Calvin and Hobbes page 80.JPG
Title: The Complete Calvin and Hobbes: Book One
Creator: Watterson, Bill
Date: 2005
Source: VCU Libraries, James Branch Cabell Library, Special Collections and Archives
Publisher: Lionheart Books Ltd.
Description: Third cartoon strip, page 80. Time is a hard concept to represent. With comics, the gutter between panels can represent anywhere from a second passing to several million years. Typically, we approach comics with the assumption that the time between the panels amounts to a few seconds unless there are drastic changes between one panel and the next. Such as a character that was a child in one panel is shown as an adult in the following one. The larger the amount of time that passes, the easier it is for the reader to follow because the visual differences will be greater.

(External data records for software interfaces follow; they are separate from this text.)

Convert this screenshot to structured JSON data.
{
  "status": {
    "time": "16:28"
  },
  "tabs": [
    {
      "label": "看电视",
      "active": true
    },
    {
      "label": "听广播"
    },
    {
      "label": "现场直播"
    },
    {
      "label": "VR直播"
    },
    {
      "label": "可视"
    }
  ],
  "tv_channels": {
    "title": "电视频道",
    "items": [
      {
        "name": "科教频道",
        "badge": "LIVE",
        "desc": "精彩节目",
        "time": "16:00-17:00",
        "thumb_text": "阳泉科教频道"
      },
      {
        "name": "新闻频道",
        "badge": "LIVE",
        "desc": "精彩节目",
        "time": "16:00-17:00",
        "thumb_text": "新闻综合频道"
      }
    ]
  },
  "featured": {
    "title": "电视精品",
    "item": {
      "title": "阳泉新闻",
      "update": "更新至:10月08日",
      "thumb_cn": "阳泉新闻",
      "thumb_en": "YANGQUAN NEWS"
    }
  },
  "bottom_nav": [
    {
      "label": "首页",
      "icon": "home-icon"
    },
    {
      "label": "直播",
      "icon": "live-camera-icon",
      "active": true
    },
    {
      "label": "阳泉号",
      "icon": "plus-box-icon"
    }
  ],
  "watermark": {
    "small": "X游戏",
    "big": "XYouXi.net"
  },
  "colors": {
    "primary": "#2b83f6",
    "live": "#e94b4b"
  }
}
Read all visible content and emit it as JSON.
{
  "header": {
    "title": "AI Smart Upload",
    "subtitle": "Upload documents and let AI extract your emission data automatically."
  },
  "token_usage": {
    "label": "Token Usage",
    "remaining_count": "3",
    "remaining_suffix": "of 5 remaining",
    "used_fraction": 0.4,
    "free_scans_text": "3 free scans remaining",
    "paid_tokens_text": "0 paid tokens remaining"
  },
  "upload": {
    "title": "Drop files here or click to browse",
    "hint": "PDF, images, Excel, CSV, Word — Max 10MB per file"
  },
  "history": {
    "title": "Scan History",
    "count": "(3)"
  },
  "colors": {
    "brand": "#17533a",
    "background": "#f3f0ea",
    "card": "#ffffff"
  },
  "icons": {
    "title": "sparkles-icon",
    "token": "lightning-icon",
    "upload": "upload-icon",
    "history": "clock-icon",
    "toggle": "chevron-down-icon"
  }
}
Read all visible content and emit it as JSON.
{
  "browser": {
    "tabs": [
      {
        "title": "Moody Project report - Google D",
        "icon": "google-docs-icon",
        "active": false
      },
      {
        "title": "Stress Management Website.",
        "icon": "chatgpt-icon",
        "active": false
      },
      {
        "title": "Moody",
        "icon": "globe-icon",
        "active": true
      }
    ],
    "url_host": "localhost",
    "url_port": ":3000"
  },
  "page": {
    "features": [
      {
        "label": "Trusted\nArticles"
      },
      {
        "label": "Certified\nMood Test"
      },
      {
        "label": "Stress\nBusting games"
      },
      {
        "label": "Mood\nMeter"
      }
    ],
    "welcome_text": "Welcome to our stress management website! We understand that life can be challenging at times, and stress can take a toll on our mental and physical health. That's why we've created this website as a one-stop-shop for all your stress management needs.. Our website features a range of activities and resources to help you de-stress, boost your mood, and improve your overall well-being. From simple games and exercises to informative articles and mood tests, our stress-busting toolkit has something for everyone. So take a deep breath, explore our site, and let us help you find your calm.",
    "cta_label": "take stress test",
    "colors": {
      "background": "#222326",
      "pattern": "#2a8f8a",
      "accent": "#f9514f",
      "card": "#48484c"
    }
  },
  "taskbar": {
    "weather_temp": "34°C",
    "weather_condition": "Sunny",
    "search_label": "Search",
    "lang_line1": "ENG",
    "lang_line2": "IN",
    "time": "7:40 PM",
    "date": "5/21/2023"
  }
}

Time is a hard concept to represent. With comics, the gutter between panels can represent anywhere from a second passing to several million years. Typically, we approach comics with the assumption that the time between the panels amounts to a few seconds unless there are drastic changes between one panel and the next. Such as a character that was a child in one panel is shown as an adult in the following one. The larger the amount of time that passes, the easier it is for the reader to follow because the visual differences will be greater.  

But what if the comic wants to show the passage of say, an hour? This is where the pause panel comes into play. A pause panel is exactly what it sounds like, a panel in which the action pauses. Bounded by action on both sides, the pause panel is a typically devoid of movement, or text. It is a visual “rest”. 

Take this Calvin and Hobbes sequence for example. Inside the tent, Calvin and Hobbes tuck themselves into their sleeping bags and say goodnight to one another. The next panel is an exterior view of the tent they are sleeping in. We as readers assume that they are sleeping because of the lack of text, and because of our familiarity with the “real” pause that occurs when we go to bed ourselves.

This short comic also features a long transition of time, between the panel where someone asks “Do you believe in ghosts?”, and the one where Calvin and Hobbes are sitting outside their tent shaking with fear. The transition of time is signaled to the reader through the dark sky in one panel, and the sun rising in the other. There is no need here for a pause, because the reader can easily assume that there was a passage of time from the change of night to day.
Text: The Complete Calvin and Hobbes: Book One
Original Format: Book
Collection:
Considering Comics
Citation:
Watterson, Bill, “The Complete Calvin and Hobbes: Book One,” VCU Libraries Gallery, accessed March 31, 2020, https://gallery.library.vcu.edu/items/show/104041.